(TO DO)
Copy every line in the records below that contains the word "title".

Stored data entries
════════════════

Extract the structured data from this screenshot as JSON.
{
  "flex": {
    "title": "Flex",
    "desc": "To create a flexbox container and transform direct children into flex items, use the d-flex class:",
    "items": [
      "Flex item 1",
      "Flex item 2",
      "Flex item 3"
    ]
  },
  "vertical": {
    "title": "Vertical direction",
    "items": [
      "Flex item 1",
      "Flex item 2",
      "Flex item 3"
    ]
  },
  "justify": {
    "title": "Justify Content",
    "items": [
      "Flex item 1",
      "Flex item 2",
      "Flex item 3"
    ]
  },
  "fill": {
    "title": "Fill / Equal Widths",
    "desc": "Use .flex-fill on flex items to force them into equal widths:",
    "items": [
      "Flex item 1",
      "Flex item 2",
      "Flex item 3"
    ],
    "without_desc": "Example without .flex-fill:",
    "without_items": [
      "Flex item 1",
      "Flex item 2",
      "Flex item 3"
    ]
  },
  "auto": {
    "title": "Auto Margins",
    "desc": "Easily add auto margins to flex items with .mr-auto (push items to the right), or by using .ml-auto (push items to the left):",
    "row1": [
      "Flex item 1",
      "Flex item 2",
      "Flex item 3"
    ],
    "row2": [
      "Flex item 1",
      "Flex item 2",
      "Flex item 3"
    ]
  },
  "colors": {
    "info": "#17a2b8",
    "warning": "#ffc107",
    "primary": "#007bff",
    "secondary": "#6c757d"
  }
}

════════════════

(ANSWER BELOW)
    "title": "Flex",
    "title": "Vertical direction",
    "title": "Justify Content",
    "title": "Fill / Equal Widths",
    "title": "Auto Margins",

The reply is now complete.